Make an exact copy of the records, dropping all pictures.

§ §

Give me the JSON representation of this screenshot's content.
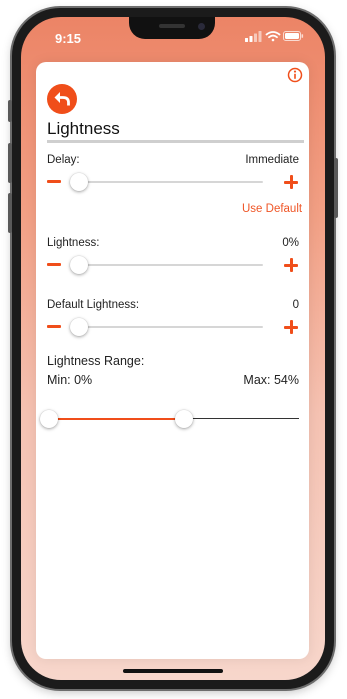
{
  "status_bar": {
    "time": "9:15",
    "signal_icon": "signal-icon",
    "wifi_icon": "wifi-icon",
    "battery_icon": "battery-icon"
  },
  "header": {
    "title": "Lightness",
    "back_icon": "undo-arrow-icon",
    "info_icon": "info-icon"
  },
  "delay": {
    "label": "Delay:",
    "value": "Immediate",
    "slider_fraction": 0.0,
    "use_default_label": "Use Default"
  },
  "lightness": {
    "label": "Lightness:",
    "value": "0%",
    "slider_fraction": 0.0
  },
  "default_lightness": {
    "label": "Default Lightness:",
    "value": "0",
    "slider_fraction": 0.0
  },
  "lightness_range": {
    "label": "Lightness Range:",
    "min_label": "Min: 0%",
    "max_label": "Max: 54%",
    "min_percent": 0,
    "max_percent": 54
  },
  "colors": {
    "accent": "#f04e1a",
    "link": "#ef5526",
    "track": "#d6d6d6",
    "background_gradient_top": "#ec8466"
  }
}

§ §

◆ Solution for this task
Give me the JSON representation of this screenshot's content.
{
  "status_bar": {
    "time": "9:15",
    "signal_icon": "signal-icon",
    "wifi_icon": "wifi-icon",
    "battery_icon": "battery-icon"
  },
  "header": {
    "title": "Lightness",
    "back_icon": "undo-arrow-icon",
    "info_icon": "info-icon"
  },
  "delay": {
    "label": "Delay:",
    "value": "Immediate",
    "slider_fraction": 0.0,
    "use_default_label": "Use Default"
  },
  "lightness": {
    "label": "Lightness:",
    "value": "0%",
    "slider_fraction": 0.0
  },
  "default_lightness": {
    "label": "Default Lightness:",
    "value": "0",
    "slider_fraction": 0.0
  },
  "lightness_range": {
    "label": "Lightness Range:",
    "min_label": "Min: 0%",
    "max_label": "Max: 54%",
    "min_percent": 0,
    "max_percent": 54
  },
  "colors": {
    "accent": "#f04e1a",
    "link": "#ef5526",
    "track": "#d6d6d6",
    "background_gradient_top": "#ec8466"
  }
}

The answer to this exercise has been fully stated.